The mids are not bad in terms of resolution, they lack micro details to sound more saturated and full, but in general they are good in macro details. The player has enough quality to transmit what is there in recording but at the same time is quite tolerant to the quality of material. The soundstage is average in terms of width and below average in depth, but layering is good. This is one of the main differences of V1-A from generic smartphone, since the latter has almost zero depth.
The highs are where compromises begin. They are diminished in terms of quantity to create comfortable and warm sound, but it’s not bad, many of you will like such presentation. The problem is in oversimplicity and lack of length. Highs are of course comfortable and have some resolution but attacks and decays are far from being realistic. Sometimes they sound congested. To some extent it can be compensated by headphones, but not for all styles and genres will require it.
As you can see by its power, the player is designed for IEMs and most sensitive over ears and will not be enough for anything else. The background noise is not very audible, I even don’t know why there is gain switch.
Speaking about genres, player feels better in cases when ideal highs are not important, but it is not a good choice for genres that require realistic approach, and still they can be listened to because of not bad mids. The sensitivity to the quality is moderate — 6 out of 10.
Tord Gustavsen Trio — Re-Melt Famous Norwegian pianist is well known to all who love jazz as head of trio, quartet and ensemble by his own name. The track is played by V1-A well, with clear mids and meaty bass that allow good presence despite simplified highs.
Sam Watts — 8 1/2 Another jazz-like track, but this time from musician who is bored by single genre. In this track you will hear everything, starting from avant-garde to tango. V1-A plays it not bad, adding some weight and realism to music.
Goo Goo Dolls — Miracle Pill Let’s change direction and switch to relatively new rock-hooligan album by guys from Buffalo.
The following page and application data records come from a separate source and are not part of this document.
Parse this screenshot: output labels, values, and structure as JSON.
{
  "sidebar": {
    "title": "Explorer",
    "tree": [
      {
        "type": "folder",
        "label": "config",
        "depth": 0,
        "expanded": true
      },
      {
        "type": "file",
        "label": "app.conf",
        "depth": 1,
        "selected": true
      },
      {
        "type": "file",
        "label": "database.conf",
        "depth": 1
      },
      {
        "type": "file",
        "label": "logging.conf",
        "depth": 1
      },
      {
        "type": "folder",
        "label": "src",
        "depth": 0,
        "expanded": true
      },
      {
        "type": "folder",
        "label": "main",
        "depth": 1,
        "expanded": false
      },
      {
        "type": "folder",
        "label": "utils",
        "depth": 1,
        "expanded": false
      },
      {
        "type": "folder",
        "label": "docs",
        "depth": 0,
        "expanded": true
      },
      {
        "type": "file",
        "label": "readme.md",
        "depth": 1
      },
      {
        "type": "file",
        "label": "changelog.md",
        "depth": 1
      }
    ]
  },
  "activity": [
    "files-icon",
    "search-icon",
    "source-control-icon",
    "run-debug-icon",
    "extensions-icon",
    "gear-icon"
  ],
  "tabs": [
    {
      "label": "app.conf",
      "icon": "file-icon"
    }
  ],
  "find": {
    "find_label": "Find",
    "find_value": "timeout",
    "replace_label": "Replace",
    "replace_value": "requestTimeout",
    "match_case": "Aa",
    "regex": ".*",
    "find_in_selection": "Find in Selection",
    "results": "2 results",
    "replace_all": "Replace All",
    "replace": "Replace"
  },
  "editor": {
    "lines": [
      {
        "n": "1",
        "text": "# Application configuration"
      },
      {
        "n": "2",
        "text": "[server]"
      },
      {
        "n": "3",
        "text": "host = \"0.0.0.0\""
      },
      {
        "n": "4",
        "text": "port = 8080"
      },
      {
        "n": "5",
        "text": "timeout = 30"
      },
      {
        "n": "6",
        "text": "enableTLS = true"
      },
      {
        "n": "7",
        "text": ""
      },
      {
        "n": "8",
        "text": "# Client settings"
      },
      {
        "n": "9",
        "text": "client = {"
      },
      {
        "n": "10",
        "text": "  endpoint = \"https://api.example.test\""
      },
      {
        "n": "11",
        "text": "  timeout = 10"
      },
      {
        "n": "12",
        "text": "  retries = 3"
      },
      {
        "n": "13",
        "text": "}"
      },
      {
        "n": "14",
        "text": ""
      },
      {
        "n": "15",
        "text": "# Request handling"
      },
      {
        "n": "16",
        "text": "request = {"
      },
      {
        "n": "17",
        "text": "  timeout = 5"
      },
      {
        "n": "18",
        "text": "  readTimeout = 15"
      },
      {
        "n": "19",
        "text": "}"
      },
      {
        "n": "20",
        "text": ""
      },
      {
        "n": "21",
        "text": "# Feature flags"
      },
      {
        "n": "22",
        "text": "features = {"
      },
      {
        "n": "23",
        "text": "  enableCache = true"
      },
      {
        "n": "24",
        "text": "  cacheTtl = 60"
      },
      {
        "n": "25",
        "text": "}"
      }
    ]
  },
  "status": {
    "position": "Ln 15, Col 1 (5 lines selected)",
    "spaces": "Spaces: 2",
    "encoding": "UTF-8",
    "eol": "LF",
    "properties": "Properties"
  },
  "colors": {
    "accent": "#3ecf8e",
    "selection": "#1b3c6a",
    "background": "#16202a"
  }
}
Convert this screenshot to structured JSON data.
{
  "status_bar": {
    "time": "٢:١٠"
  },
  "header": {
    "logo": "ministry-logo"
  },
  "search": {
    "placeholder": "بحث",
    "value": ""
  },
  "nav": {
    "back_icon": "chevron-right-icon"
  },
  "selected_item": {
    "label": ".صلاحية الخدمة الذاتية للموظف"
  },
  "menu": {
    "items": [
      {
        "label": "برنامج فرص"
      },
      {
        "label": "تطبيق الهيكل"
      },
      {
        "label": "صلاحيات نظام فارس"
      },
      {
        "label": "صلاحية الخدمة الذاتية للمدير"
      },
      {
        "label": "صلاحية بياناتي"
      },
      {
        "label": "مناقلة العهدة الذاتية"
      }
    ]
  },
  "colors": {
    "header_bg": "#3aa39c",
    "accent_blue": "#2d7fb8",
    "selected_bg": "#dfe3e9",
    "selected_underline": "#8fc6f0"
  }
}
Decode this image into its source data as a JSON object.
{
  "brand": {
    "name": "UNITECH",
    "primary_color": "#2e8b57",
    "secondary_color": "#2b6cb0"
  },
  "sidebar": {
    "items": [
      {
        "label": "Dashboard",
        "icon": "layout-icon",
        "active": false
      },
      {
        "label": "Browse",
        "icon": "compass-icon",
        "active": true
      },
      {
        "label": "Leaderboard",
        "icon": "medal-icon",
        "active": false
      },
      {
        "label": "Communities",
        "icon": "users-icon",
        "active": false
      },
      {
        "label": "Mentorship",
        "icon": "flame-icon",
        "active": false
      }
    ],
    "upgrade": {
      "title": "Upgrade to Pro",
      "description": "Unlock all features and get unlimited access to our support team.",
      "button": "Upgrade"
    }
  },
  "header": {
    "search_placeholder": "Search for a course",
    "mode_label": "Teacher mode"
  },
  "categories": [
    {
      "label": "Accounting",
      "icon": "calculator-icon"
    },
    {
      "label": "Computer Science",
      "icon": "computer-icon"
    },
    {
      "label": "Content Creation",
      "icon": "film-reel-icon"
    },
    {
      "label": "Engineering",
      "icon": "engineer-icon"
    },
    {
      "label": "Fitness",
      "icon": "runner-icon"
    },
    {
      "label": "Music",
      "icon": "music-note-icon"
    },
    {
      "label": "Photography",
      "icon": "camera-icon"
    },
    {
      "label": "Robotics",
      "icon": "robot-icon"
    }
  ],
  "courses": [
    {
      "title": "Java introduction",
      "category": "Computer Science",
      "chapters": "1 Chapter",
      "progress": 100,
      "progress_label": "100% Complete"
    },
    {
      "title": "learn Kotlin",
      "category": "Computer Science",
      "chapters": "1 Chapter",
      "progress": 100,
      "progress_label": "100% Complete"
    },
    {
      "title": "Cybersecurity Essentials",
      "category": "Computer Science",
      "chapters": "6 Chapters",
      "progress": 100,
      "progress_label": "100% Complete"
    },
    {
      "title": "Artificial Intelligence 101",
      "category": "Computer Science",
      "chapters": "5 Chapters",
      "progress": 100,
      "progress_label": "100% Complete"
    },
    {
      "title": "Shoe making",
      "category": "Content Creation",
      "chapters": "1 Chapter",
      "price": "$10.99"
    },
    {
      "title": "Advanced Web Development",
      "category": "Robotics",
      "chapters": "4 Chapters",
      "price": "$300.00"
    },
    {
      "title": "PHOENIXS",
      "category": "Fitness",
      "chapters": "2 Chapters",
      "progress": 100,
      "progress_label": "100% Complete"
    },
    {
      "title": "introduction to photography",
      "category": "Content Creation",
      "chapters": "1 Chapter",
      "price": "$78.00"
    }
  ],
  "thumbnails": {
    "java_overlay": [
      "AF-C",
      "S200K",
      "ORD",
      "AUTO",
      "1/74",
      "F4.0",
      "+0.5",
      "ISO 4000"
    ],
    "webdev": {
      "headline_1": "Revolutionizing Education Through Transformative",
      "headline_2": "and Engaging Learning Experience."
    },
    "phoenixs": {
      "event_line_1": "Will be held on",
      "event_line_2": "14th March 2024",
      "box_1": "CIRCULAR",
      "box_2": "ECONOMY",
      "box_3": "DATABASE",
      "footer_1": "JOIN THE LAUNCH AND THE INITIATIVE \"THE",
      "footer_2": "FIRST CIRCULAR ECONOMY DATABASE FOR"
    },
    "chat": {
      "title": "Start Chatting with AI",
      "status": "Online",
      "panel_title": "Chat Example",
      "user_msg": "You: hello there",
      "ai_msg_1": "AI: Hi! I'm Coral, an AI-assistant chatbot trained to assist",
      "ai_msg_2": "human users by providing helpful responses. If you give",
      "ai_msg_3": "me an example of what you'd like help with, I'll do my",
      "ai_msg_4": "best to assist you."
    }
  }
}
Fresh tracks are more calm but it’s not preventing them from bringing dramatic pleasure and great riffs, especially when source with clear mids, such as debut Tempotec model.
It’s really good device. Of course, if the developers have developed better sound, they would have made a real killer that might overcome even more expensive devices, but this hasn’t happened, so we have a player for those who seek for quality digital transport, Bluetooth source or solution for listening to music on-the-go, comparable to the best smartphones.
Translated by: Vadim Kolchev